The Pope: even in the face of an apparent “silence of God”, we need to realise that God is present

» 09/14/2011 17:11

Violence renders man “animal-like, violence has something brutish and only the saving intervention of God can restore man’s humanity”. During his General Audience today, Pope Benedict XVI reflected on Psalm 22, a prayer with marked Christological implications, which begins with the words “My God, My God, why have you deserted me?”.

Vatican City (AsiaNews) – Even in the face of an apparent “silence of God”, we must trust in His saving intervention, “God is present” even when we feel deserted, abandoned, in the face of the violence of enemies, a violence which renders the person, “animal-like, violence has something brutish and only the intervention of God can restore man’s humanity.”.

This is the teaching which Pope Benedict XVI drew from Psalm 22, and which he illustrated to over eight thousand people present in the Paul VI Hall for the General Audience.

This Psalm is a “moving prayer of distress”, of “human depth and theological richness”, “of marked Christological implications that continually recall the passion of Jesus”. The psalmist’s words “My God, my God, why have you deserted me?” are indeed the final words of Christ crucified.

What is more, the Psalm, “presents the figure of an innocent man, hunted and surrounded by enemies who want his death; and he turns to God with an anguished lament which, in the certainty of faith, mysteriously becomes praise. In his prayer the distressful reality of the present and the consoling memory of the past alternate in hard won awareness of his desperate situation which, nevertheless, refuses to relinquish hope. His initial cry is a call to God, apparently distant, who gives no reply and appears to have deserted him”:

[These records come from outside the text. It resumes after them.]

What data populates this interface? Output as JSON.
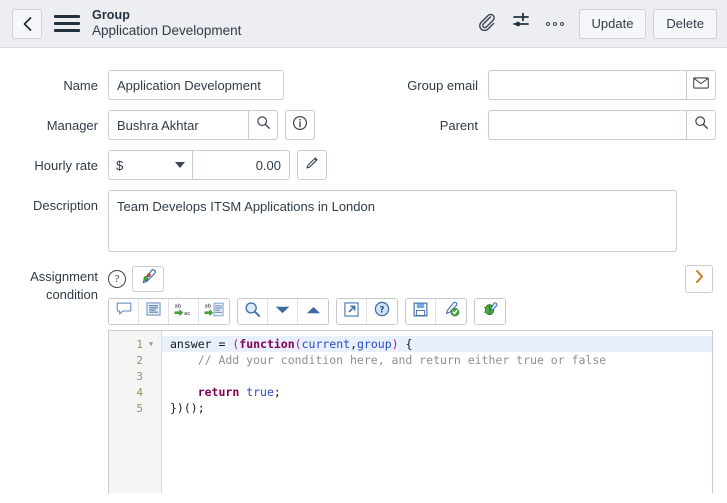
{
  "header": {
    "back_icon": "chevron-left-icon",
    "menu_icon": "hamburger-menu-icon",
    "record_type": "Group",
    "record_title": "Application Development",
    "attachment_icon": "paperclip-icon",
    "personalize_icon": "sliders-icon",
    "more_icon": "more-options-icon",
    "update_label": "Update",
    "delete_label": "Delete"
  },
  "form": {
    "name": {
      "label": "Name",
      "value": "Application Development",
      "placeholder": ""
    },
    "manager": {
      "label": "Manager",
      "value": "Bushra Akhtar",
      "placeholder": "",
      "lookup_icon": "search-icon",
      "info_icon": "info-circle-icon"
    },
    "hourly_rate": {
      "label": "Hourly rate",
      "currency": "$",
      "currency_caret_icon": "chevron-down-icon",
      "amount": "0.00",
      "edit_icon": "pencil-icon"
    },
    "description": {
      "label": "Description",
      "value": "Team Develops ITSM Applications in London",
      "placeholder": ""
    },
    "group_email": {
      "label": "Group email",
      "value": "",
      "placeholder": "",
      "mail_icon": "envelope-icon"
    },
    "parent": {
      "label": "Parent",
      "value": "",
      "placeholder": "",
      "lookup_icon": "search-icon"
    }
  },
  "assignment_condition": {
    "label_line1": "Assignment",
    "label_line2": "condition",
    "help_icon": "question-mark-icon",
    "script_toggle_icon": "script-editor-icon",
    "expand_icon": "chevron-right-icon",
    "toolbar": [
      {
        "name": "comment-icon",
        "group": 1
      },
      {
        "name": "format-text-icon",
        "group": 1
      },
      {
        "name": "replace-icon",
        "group": 1
      },
      {
        "name": "replace-all-icon",
        "group": 1
      },
      {
        "name": "search-icon",
        "group": 2
      },
      {
        "name": "chevron-down-icon",
        "group": 2
      },
      {
        "name": "chevron-up-icon",
        "group": 2
      },
      {
        "name": "open-external-icon",
        "group": 3
      },
      {
        "name": "help-circle-icon",
        "group": 3
      },
      {
        "name": "save-icon",
        "group": 4
      },
      {
        "name": "syntax-check-icon",
        "group": 4
      },
      {
        "name": "debug-bug-icon",
        "group": 5
      }
    ],
    "editor": {
      "lines": [
        {
          "number": "1",
          "foldable": true,
          "active": true,
          "tokens": [
            {
              "t": "answer ",
              "c": "plain"
            },
            {
              "t": "= ",
              "c": "plain"
            },
            {
              "t": "(",
              "c": "punc"
            },
            {
              "t": "function",
              "c": "kw"
            },
            {
              "t": "(",
              "c": "punc"
            },
            {
              "t": "current",
              "c": "ident"
            },
            {
              "t": ",",
              "c": "plain"
            },
            {
              "t": "group",
              "c": "ident"
            },
            {
              "t": ")",
              "c": "punc"
            },
            {
              "t": " {",
              "c": "plain"
            }
          ]
        },
        {
          "number": "2",
          "foldable": false,
          "active": false,
          "tokens": [
            {
              "t": "    // Add your condition here, and return either true or false",
              "c": "cmt"
            }
          ]
        },
        {
          "number": "3",
          "foldable": false,
          "active": false,
          "tokens": []
        },
        {
          "number": "4",
          "foldable": false,
          "active": false,
          "tokens": [
            {
              "t": "    ",
              "c": "plain"
            },
            {
              "t": "return",
              "c": "kw"
            },
            {
              "t": " ",
              "c": "plain"
            },
            {
              "t": "true",
              "c": "ident"
            },
            {
              "t": ";",
              "c": "plain"
            }
          ]
        },
        {
          "number": "5",
          "foldable": false,
          "active": false,
          "tokens": [
            {
              "t": "})();",
              "c": "plain"
            }
          ]
        }
      ]
    }
  },
  "colors": {
    "header_bg": "#eceef1",
    "border": "#c6ccd2",
    "text": "#2e3b47",
    "active_line": "#e8f0fb",
    "keyword": "#7f0055",
    "identifier": "#2b4acb",
    "punctuation": "#a020a0",
    "comment": "#8f8f8f",
    "gutter_number": "#a08a68"
  }
}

”God is silent – the Pope continued – and this silence lacerates the soul of the praying person, who calls incessantly, but remains answered. Days and nights pass in the tireless search for a word, for help which fails to come; God appears to be so distant, so unmindful ”. The prayer demands an answer “but if God fails to reply, the cry for help is lost in the void and solitude becomes unbearable. And yet in the cry, three times the person praying our Psalm calls the Lord ‘my’ God, in an act of intense trust and faith. Despite all appearances, the Psalmist cannot believe that the bond with the Lord has been completely severed; and, as he wonders the reason for such apparent incomprehensible desertion, he affirms that ‘his’ God will never abandon him”.

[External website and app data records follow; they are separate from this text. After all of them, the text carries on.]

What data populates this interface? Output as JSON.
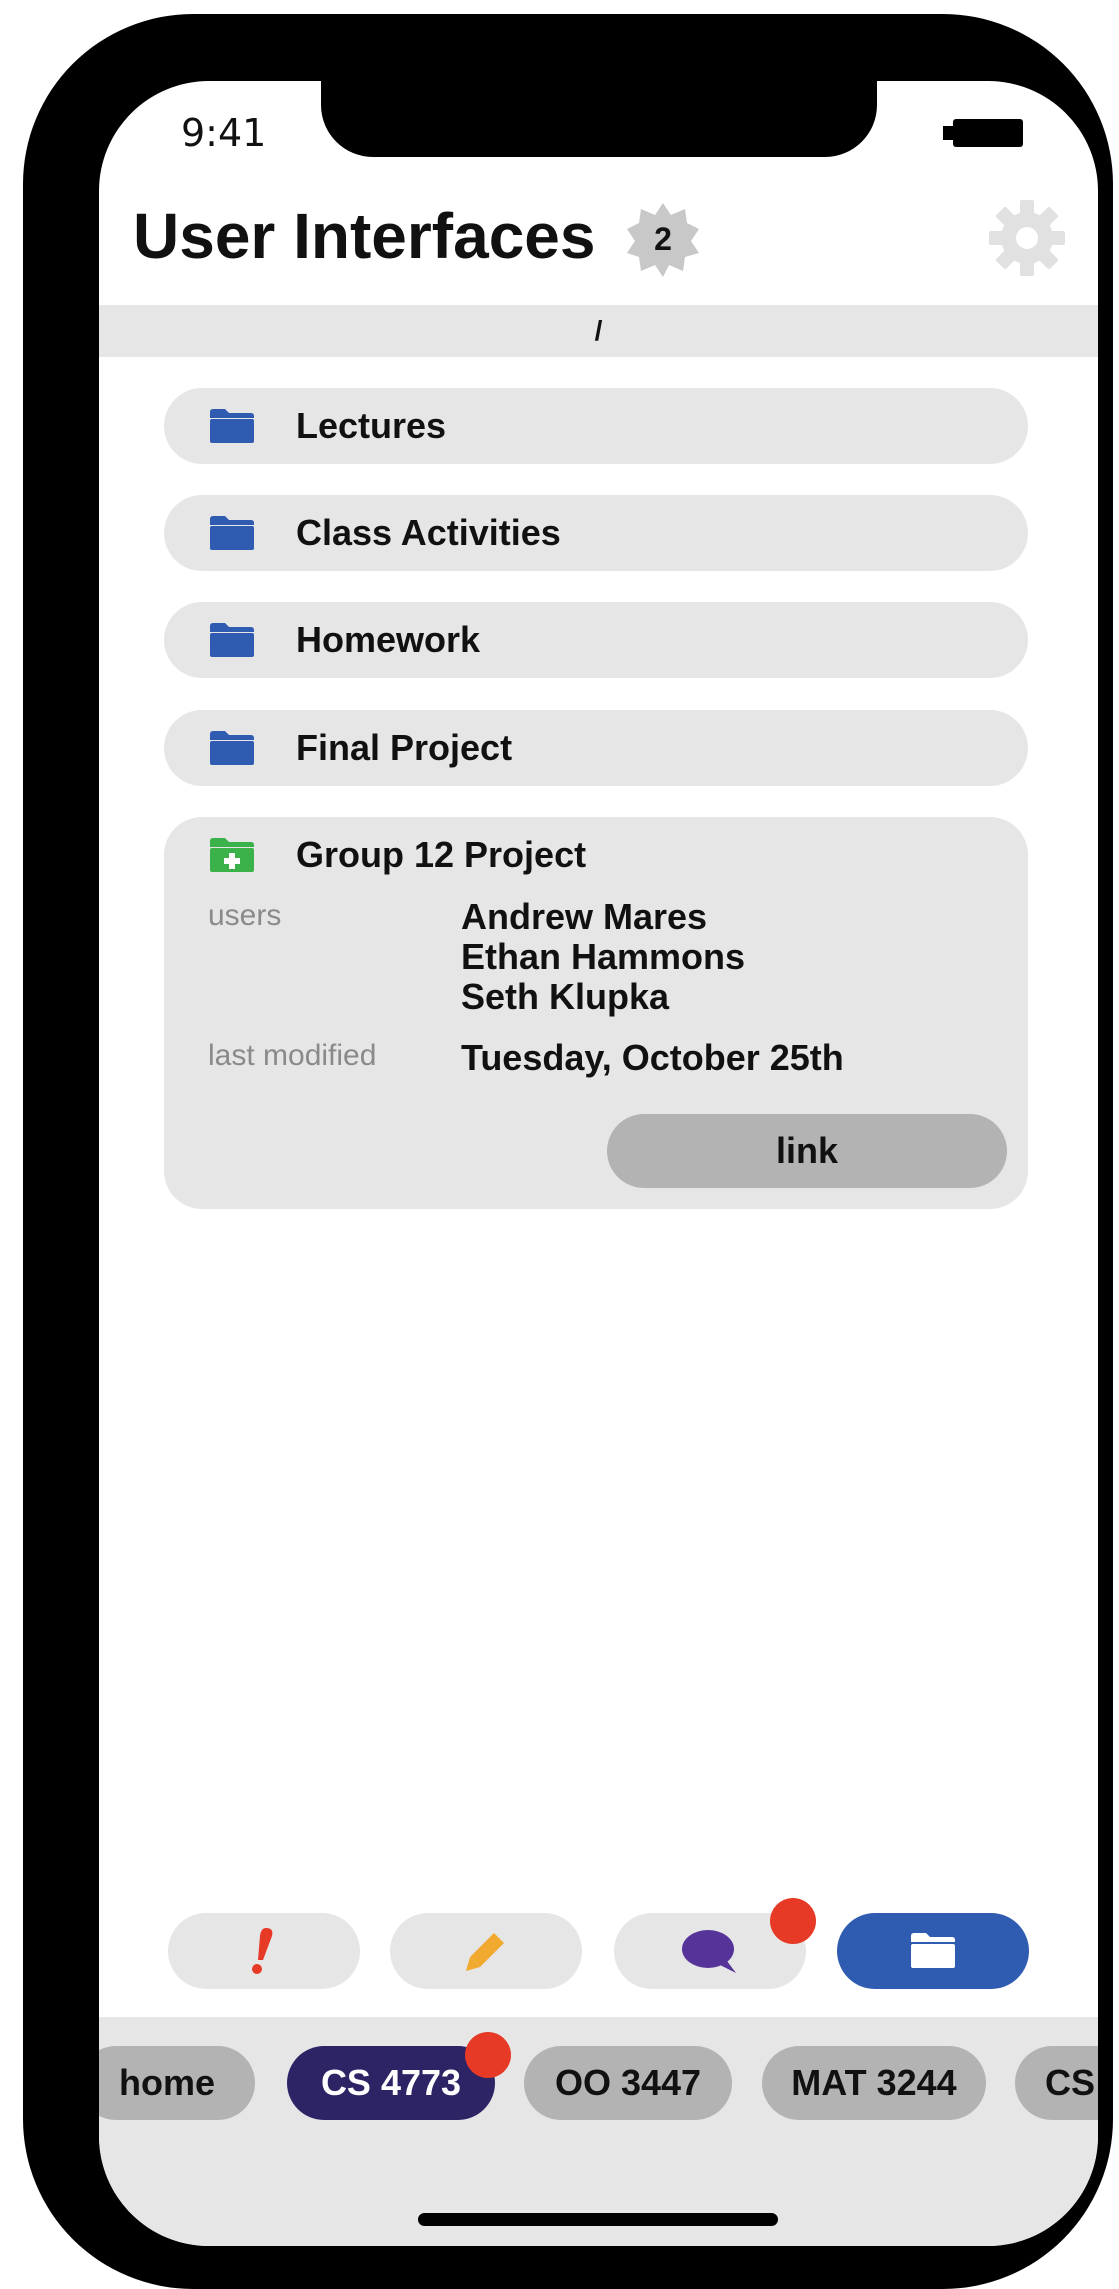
{
  "status_bar": {
    "time": "9:41"
  },
  "header": {
    "title": "User Interfaces",
    "badge_count": "2"
  },
  "path": "/",
  "folders": [
    {
      "label": "Lectures"
    },
    {
      "label": "Class Activities"
    },
    {
      "label": "Homework"
    },
    {
      "label": "Final Project"
    }
  ],
  "group": {
    "title": "Group 12 Project",
    "users_label": "users",
    "users": [
      "Andrew Mares",
      "Ethan Hammons",
      "Seth Klupka"
    ],
    "modified_label": "last modified",
    "modified_value": "Tuesday, October 25th",
    "link_label": "link"
  },
  "toolbar": {
    "buttons": [
      {
        "icon": "exclamation-icon",
        "color": "#e63a26"
      },
      {
        "icon": "pencil-icon",
        "color": "#f2a930"
      },
      {
        "icon": "chat-bubble-icon",
        "color": "#553399"
      },
      {
        "icon": "folder-icon",
        "color": "#ffffff"
      }
    ]
  },
  "courses": [
    {
      "label": "home"
    },
    {
      "label": "CS 4773"
    },
    {
      "label": "OO 3447"
    },
    {
      "label": "MAT 3244"
    },
    {
      "label": "CS"
    }
  ],
  "colors": {
    "folder": "#2f5bb0",
    "group_folder": "#3bb14a",
    "notification": "#e63a26",
    "active_course": "#2d2466",
    "active_tool": "#2f5bb0"
  }
}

The cry of the Psalmist, the Pope went on, “ My God, my God why have you deserted me?”, is recorded in the Gospels as the last cry of the dying Jesus. “It expresses all the desolation of the Messiah, the Son of God, who is facing the drama of death, a reality in complete contrast to the Lord of life. Abandoned by nearly all his dear ones, betrayed and disowned by his disciples, encircled by people who insult him, Jesus feels the overwhelming weight of a mission which entails humiliation and annihilation. Hence his cry to the Father, and his suffering adopts the woeful words of the Psalm. But his cry was not one of desperation, and neither was that of the Psalmist who in his supplication walks a tormented path which however finally flows into a perspective of praise and of trust in divine victory. And since in Hebrew custom, the citation of the beginning of a Psalm implied a reference to the whole poem, although the agonising prayer of Jesus retains its charge of unspeakable suffering, it opens to the certainty of glory”.

“The entire biblical history is the story of cries for help on the part of the people and of saving replies on the part of God”. And the Psalmist refers to the unswerving faith of his fathers “they never trusted you in vain”. But now this chain of confident invocations and divine responses appears to have been broken. “His enemies appear to be invincible, they have become ferocious, most dangerous animals”.

And “with dramatic images, which we find in the narration of the passion of Christ, there is a description of the destruction of the condemned man’s body, of the unbearable thirst which torments the dying man and which resounds in the request of Jesus «I thirst», leading to the final act of the tormentors who, like the soldiers at the foot of the cross, divide between themselves the clothes of the victim, whom they consider already dead”.

The new call for help launched by the psalmist, is “a cry which opens the heavens, because it proclaims certainty which is greater than all doubt, all darkness, all desolation. It is a lament which is transformed, making way for praise and acceptance of salvation”. God “has come to my aid, he has saved the poor man and shown his face of mercy. Death and life have met in an inseparable mystery and life has triumphed, the God of salvation has shown himself as undisputed Lord to be celebrated to the ends of the earth and before whom all the families of the nations will bow down. This is the victory of the faith which can transform death into the gift of life, the abyss of pain into a source of hope”.